At this point, Justice Aurangzeb said, "Assuming Maryam presented fake documents, please tell us how she was sentenced for owing assets beyond her known sources of income."
Following this, the NAB prosecutor said the defence counsels should also be questioned. However, the bench observed that he has to conclude arguments and thus will be questioned.
When the bench asked how old Maryam was in 1993, the NAB prosecutor said she was 20.
"Your stance is that Nawaz bought the flats in 1993, so then how did this become a case regarding Maryam owing assets beyond her known sources of income? Your case is that Nawaz is the real owner not Maryam," the bench observed.
Stating that he in fact is saying that Nawaz is the real owner not Maryam, Qureshi said, "It's not me but the law that asks you to assume this."
When asked regarding his stance that the children's grandfather did not own a business there, the NAB prosecutor said, "It is the children's stance that Tariq Shafi overlooked their grandfather's business."

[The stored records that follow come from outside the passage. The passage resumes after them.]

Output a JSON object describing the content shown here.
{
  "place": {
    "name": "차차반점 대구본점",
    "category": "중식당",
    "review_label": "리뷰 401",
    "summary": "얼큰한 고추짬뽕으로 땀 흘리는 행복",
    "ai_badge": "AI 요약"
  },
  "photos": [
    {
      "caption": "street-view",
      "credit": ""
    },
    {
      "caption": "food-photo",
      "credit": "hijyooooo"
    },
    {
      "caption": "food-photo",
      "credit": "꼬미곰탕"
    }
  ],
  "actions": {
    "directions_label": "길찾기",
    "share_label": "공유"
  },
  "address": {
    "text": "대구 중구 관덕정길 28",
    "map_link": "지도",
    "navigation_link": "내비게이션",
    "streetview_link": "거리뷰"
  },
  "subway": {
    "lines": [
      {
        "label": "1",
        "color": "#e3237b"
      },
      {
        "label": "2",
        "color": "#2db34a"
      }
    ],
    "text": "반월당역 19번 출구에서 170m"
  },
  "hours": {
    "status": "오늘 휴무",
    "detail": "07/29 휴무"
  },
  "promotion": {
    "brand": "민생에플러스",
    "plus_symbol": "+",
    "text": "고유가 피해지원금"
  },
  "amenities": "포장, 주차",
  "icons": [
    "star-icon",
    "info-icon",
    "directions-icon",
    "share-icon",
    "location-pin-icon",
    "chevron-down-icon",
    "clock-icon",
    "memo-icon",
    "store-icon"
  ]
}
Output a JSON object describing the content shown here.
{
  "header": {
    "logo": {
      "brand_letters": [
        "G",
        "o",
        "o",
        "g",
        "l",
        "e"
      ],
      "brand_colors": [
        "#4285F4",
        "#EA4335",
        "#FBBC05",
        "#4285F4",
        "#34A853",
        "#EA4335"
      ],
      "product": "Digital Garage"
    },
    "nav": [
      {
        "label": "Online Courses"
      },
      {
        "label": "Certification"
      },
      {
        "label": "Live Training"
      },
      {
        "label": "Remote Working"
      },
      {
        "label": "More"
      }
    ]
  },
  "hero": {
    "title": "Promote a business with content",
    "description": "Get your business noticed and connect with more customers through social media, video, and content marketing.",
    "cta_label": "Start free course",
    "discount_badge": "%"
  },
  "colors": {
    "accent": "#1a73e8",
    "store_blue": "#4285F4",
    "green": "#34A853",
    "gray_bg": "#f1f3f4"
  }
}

Justice Minallah then asked if there is anyone evidence showing "any role that Nawaz had" and said, "Can someone be sentenced just based on assumptions."
Responding to the judge, Qureshi said, "The law states to do so and I have informed about the Supreme Court judgment." However, Justice Minallah remarked, "That was a minority judgment."
Justice Minallah then added that as per Supreme Court directives, NAB had to conduct an extensive investigation. "Did you probe into their known sources of income?"
However, Qureshi said, "Supreme Court's law does not apply here."
Justice Minallah then asked where the chart regarding the sources of income is and if he should write that the SC law does not apply here. Qureshi then responded in the affirmative.
Further, responding to Justice Minallah's question whether the chart regarding the sources of income is unrelated, Qureshi said it was.
Qureshi also replied in the affirmative when Justice Minallah said that he has upheld that the burden of proof does not lie on NAB since the properties are located in a foreign country.
Justice Minallah then questioned, "Were such exercises conducted in the case of an official? We are asking about former presidents and premiers."
"Such was done in the cases of Hakim Ali Zardari and Ahmed Riaz Sheikh," the NAB prosecutor replied. "The burden of proof was also on the accused in both the cases."
The NAB prosecutor then concluded his arguments.
Additional prosecutor general Jehanzeb Bharwana then requested for a brief argument and contended that the trust deed submitted by Maryam was fake.
Justice Minallah then asked the additional prosecutor general if he agrees with Qureshi that this is a case of first impression. Bharwana replied in the affirmative.
The judge then asked who prepared the chart on the known sources of income. "Where is the person who made the chart and if they appeared before court then we would have conducted arguments over it."
Justice Aurangzeb then asked, "What is the rush in the case? This case is being fought through NAB's prosecutor general."
Justice Minallah then remarked, “Maryam could only have assisted if she played a role in the purchase of the properties.”
Qureshi then responded, “It is not necessary to know the worth of the properties as the flats, lavish lifestyle and media interviews are present.”
As the NAB prosecutor concluded his arguments, Nawaz's counsel, Khawaja Harris, presented brief arguments after which the court reserved its judgment.
Accountability court judge Mohammad Bashir had on July 6 convicted Nawaz, Maryam and Capt (retd) Safdar in the Avenfield properties reference and sentenced them to 11 years, eight years and one year, respectively, in prison.
Nawaz and Maryam were arrested on July 13 upon arrival in Lahore from London.
On July 16, the Sharifs had filed appeals for the Avenfield verdict to be overturned.
Further, the Supreme Court on Monday rejected a petition filed by the NAB challenging the IHC's decision to hear Sharifs' petitions against the Avenfield verdict.
On September 15, the anti-graft body had moved the Supreme Court in an effort to keep the IHC from ruling on an application from the Sharif family seeking the suspension of the Avenfield verdict. However, imposing a Rs20,000 fine on the bureau, Chief Justice Mian Saqib Nisar noted that justice should be served to petitioners.